Inter Miami take Leagues Cup “aspirations” into Philadelphia Union test | MLSSoccer.com
Still, the Herons are well aware that the reigning MLS Eastern Conference champions will likely pose their stiffest challenge yet, especially on their home turf, where they’ve lost just four league matches since the start of the 2020 season. And having lost four cup finals – most agonizingly, last year’s MLS Cup thriller – and two Concacaf Champions Cup semifinal series under head coach Jim Curtin, the Union are profoundly hungry to make a championship breakthrough.
“[Curtin] has been there for many years in Philadelphia; the team, beyond the change in players, they have their shapes, they have their ideas,” Miami manager Gerardo “Tata” Martino told reporters in Monday’s matchday-1 press conference.
“They were finalists in the league last year, they were almost champions, they ended up losing. But it’s a semifinal game [on Tuesday], so in semifinals, always the home-field advantage is strong. But we also have our aspirations to be able to advance to the finals.”
With their sturdy defensive outlook, rugged high press, attacking directness and proud paucity of celebrity star power, the Union are in many ways Miami’s antithesis. Despite all that, or perhaps because of it, Martino pledged to remain faithful to the ball-dominant, pass-and-move style he’s instilled since taking over at IMCF in late June.
“We’re thinking of a game that is going to be a little bit closed,” said the Argentine boss. “We see Philadelphia normally as a team that, at the beginning, play long balls and prepare to fight for the second ball. When they encounter teams that build from the back, they press. That said, we’re not going to give up from what we want to do. And we will see if their pressing is better than our game, or our game is better than their pressing.”
Curtin readily admitted his side will be second-best in terms of ball possession on Tuesday, and while paying rich tribute to Messi’s excellence, made clear that he sees Busquets’ distribution and tempo-setting as a vital cog in Miami’s abrupt renaissance.
“This is going to sound like the dumbest thing in the world, but everyone is talking about Messi and that’s natural and he’s been incredible. For an athlete to deliver over and over in every big-pressure moment again and again for his team has been amazing to watch,” said Philly’s coach. “But if you don’t take away Busquets and cut away the service – if you look at every goal they’ve scored this year, he either plays the pass that leads directly to the goal or, which is maybe more important, the pass that leads to the pass that leads to the goal.
“But I’ve talked all week about if Messi receives the ball, it’s too late, we’re in trouble. We’ve messed up if he receives the ball at his feet. So can we now, in a smart way, try to cut out the weapons that get him the ball on the ground? And it starts with Busquets being that anchor of the team.”
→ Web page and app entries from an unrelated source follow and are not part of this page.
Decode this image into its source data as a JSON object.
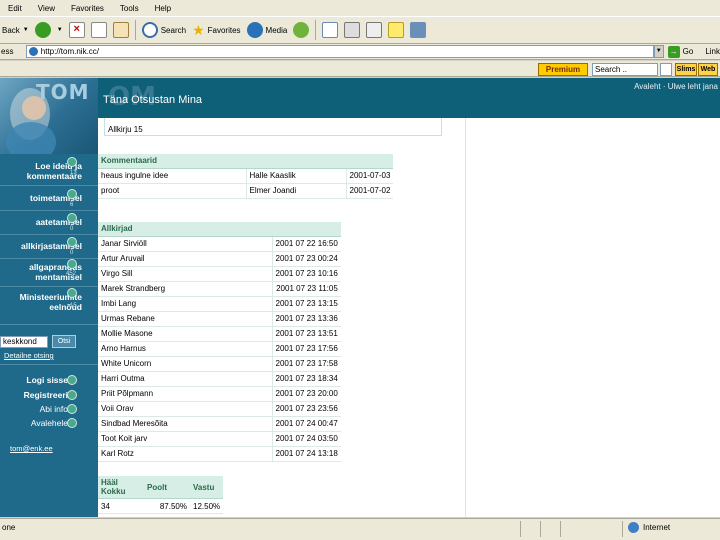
{
  "browser": {
    "menu": [
      "Edit",
      "View",
      "Favorites",
      "Tools",
      "Help"
    ],
    "toolbar": {
      "back": "Back",
      "search": "Search",
      "favorites": "Favorites",
      "media": "Media"
    },
    "address": {
      "label": "ess",
      "url": "http://tom.nik.cc/",
      "go": "Go",
      "links": "Link"
    },
    "search_toolbar": {
      "premium": "Premium",
      "placeholder": "Search ..",
      "slims": "Slims",
      "web": "Web"
    },
    "status": {
      "left": "one",
      "zone": "Internet"
    }
  },
  "site": {
    "logo": "TOM",
    "title": "Täna Otsustan Mina",
    "top_links": "Avaleht · Ulwe leht jana",
    "sidebar": {
      "items": [
        {
          "label": "Loe ideid ja kommentaare",
          "count": "13"
        },
        {
          "label": "toimetamisel",
          "count": "6"
        },
        {
          "label": "aatetamisel",
          "count": "0"
        },
        {
          "label": "allkirjastamisel",
          "count": "0"
        },
        {
          "label": "allgaprandus mentamisel",
          "count": "452"
        },
        {
          "label": "Ministeeriumite eelnõud",
          "count": "15"
        }
      ],
      "search_value": "keskkond",
      "search_button": "Otsi",
      "detail_search": "Detailne otsing",
      "login": [
        "Logi sisse",
        "Registreeri",
        "Abi info",
        "Avalehele"
      ],
      "footer_link": "tom@enk.ee"
    },
    "allkirju": "Allkirju 15",
    "comments": {
      "header": "Kommentaarid",
      "rows": [
        {
          "title": "heaus ingulne idee",
          "author": "Halle Kaaslik",
          "date": "2001-07-03"
        },
        {
          "title": "proot",
          "author": "Elmer Joandi",
          "date": "2001-07-02"
        }
      ]
    },
    "signatures": {
      "header": "Allkirjad",
      "rows": [
        {
          "name": "Janar Sirviöll",
          "time": "2001 07 22 16:50"
        },
        {
          "name": "Artur Aruvail",
          "time": "2001 07 23 00:24"
        },
        {
          "name": "Virgo Sill",
          "time": "2001 07 23 10:16"
        },
        {
          "name": "Marek Strandberg",
          "time": "2001 07 23 11:05"
        },
        {
          "name": "Imbi Lang",
          "time": "2001 07 23 13:15"
        },
        {
          "name": "Urmas Rebane",
          "time": "2001 07 23 13:36"
        },
        {
          "name": "Mollie Masone",
          "time": "2001 07 23 13:51"
        },
        {
          "name": "Arno Harnus",
          "time": "2001 07 23 17:56"
        },
        {
          "name": "White Unicorn",
          "time": "2001 07 23 17:58"
        },
        {
          "name": "Harri Outma",
          "time": "2001 07 23 18:34"
        },
        {
          "name": "Priit Põlpmann",
          "time": "2001 07 23 20:00"
        },
        {
          "name": "Voii Orav",
          "time": "2001 07 23 23:56"
        },
        {
          "name": "Sindbad Meresõita",
          "time": "2001 07 24 00:47"
        },
        {
          "name": "Toot Koit jarv",
          "time": "2001 07 24 03:50"
        },
        {
          "name": "Karl Rotz",
          "time": "2001 07 24 13:18"
        }
      ]
    },
    "votes": {
      "headers": [
        "Hääl Kokku",
        "Poolt",
        "Vastu"
      ],
      "values": [
        "34",
        "87.50%",
        "12.50%"
      ]
    }
  }
}
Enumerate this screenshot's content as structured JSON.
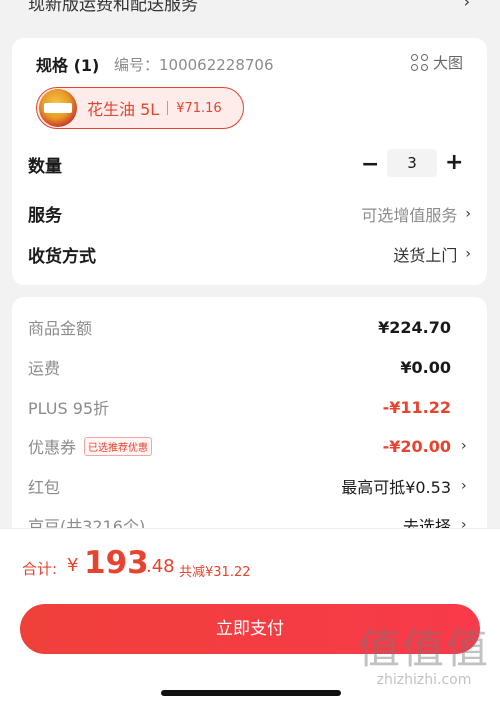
{
  "top_strip": {
    "partial_text": "现新版运费和配送服务"
  },
  "spec": {
    "header": "规格 (1)",
    "code": "编号：100062228706",
    "big_image_label": "大图",
    "selected": {
      "name": "花生油 5L",
      "price": "¥71.16"
    }
  },
  "quantity": {
    "label": "数量",
    "value": "3",
    "minus": "−",
    "plus": "+"
  },
  "service": {
    "label": "服务",
    "value": "可选增值服务"
  },
  "delivery": {
    "label": "收货方式",
    "value": "送货上门"
  },
  "price_rows": [
    {
      "label": "商品金额",
      "value": "¥224.70",
      "red": false,
      "chevron": false
    },
    {
      "label": "运费",
      "value": "¥0.00",
      "red": false,
      "chevron": false
    },
    {
      "label": "PLUS 95折",
      "value": "-¥11.22",
      "red": true,
      "chevron": false
    },
    {
      "label": "优惠券",
      "tag": "已选推荐优惠",
      "value": "-¥20.00",
      "red": true,
      "chevron": true
    },
    {
      "label": "红包",
      "value": "最高可抵¥0.53",
      "red": false,
      "chevron": true
    },
    {
      "label": "京豆(共3216个)",
      "value": "去选择",
      "red": false,
      "chevron": true
    }
  ],
  "footer": {
    "total_label": "合计:",
    "currency": "¥",
    "total_int": "193",
    "total_dec": ".48",
    "saved": "共减¥31.22",
    "pay_button": "立即支付"
  },
  "watermark": {
    "glyphs": "值值值",
    "url": "zhizhizhi.com"
  },
  "colors": {
    "accent": "#e8432f",
    "button": "#f0403a"
  }
}
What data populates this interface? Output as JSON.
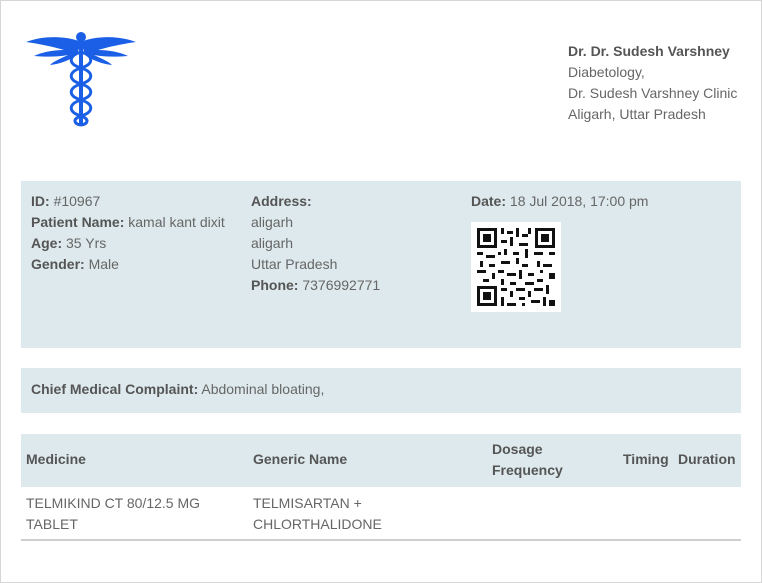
{
  "doctor": {
    "name": "Dr. Dr. Sudesh Varshney",
    "specialty": "Diabetology,",
    "clinic": "Dr. Sudesh Varshney Clinic",
    "location": "Aligarh, Uttar Pradesh"
  },
  "patient": {
    "id_label": "ID:",
    "id_value": "#10967",
    "name_label": "Patient Name:",
    "name_value": "kamal kant dixit",
    "age_label": "Age:",
    "age_value": "35 Yrs",
    "gender_label": "Gender:",
    "gender_value": "Male"
  },
  "address": {
    "label": "Address:",
    "line1": "aligarh",
    "line2": "aligarh",
    "line3": "Uttar Pradesh",
    "phone_label": "Phone:",
    "phone_value": "7376992771"
  },
  "visit": {
    "date_label": "Date:",
    "date_value": "18 Jul 2018, 17:00 pm"
  },
  "complaint": {
    "label": "Chief Medical Complaint:",
    "value": "Abdominal bloating,"
  },
  "medicines": {
    "headers": {
      "medicine": "Medicine",
      "generic": "Generic Name",
      "dosage_line1": "Dosage",
      "dosage_line2": "Frequency",
      "timing": "Timing",
      "duration": "Duration"
    },
    "rows": [
      {
        "medicine_line1": "TELMIKIND CT 80/12.5 MG",
        "medicine_line2": "TABLET",
        "generic_line1": "TELMISARTAN +",
        "generic_line2": "CHLORTHALIDONE"
      }
    ]
  },
  "icons": {
    "logo": "caduceus-icon",
    "qr": "qr-code",
    "brand_color": "#1a5fe6"
  }
}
Who’s in, who’s out?
Messi appeared to roll his ankle and show some discomfort during the section of Monday’s training session that was open to members of the media at IMCF’s training ground in Fort Lauderdale. But Martino tamped down the suggestion that it was an injury of note.
“I attended only part of the training session because I had a meeting afterwards and was finishing preparing for that, so I didn’t see exactly what happened,” said the coach. “But I imagine if it was something serious, everyone here would have been scandalized and made a big deal … I think nothing happened.”
The former Atlanta United boss said one of Miami’s other recently-arrived summer signings, attacker Facundo Farías, is in the traveling squad that jetted to Pennsylvania Monday afternoon and should be available for selection. Another U22 Initiative addition, highly-rated center back Tomás Avilés, is not yet ready to do so.
Meanwhile, Curtin revealed good news on that front, with influential playmaker Dániel Gazdag ready to play after a knee injury that proved less serious than feared and veteran leader Alejandro Bedoya fit enough to make Tuesday’s gameday squad as a bench option. The Union’s leader was cagier about key striker Julián Carranza, a former IMCF player, and his hamstring issue.
“Julian is another one that would do anything to not miss this one – obviously Miami, obviously a fellow countryman on the other team that’s pretty good at soccer,” said Curtin. “He picked up a Grade 1 strain, which is a hamstring strain that, look, news-wise that’s probably the best news we could have got.
“I’ll just say he still pushed on the side of things, and I haven’t heard back yet exactly how that went. But he wants to still participate tomorrow. Probably won’t be from the start, but if he’s around even to take a penalty kick or run around for a little bit of time without the risk of further injury, we’ll see where that stands.”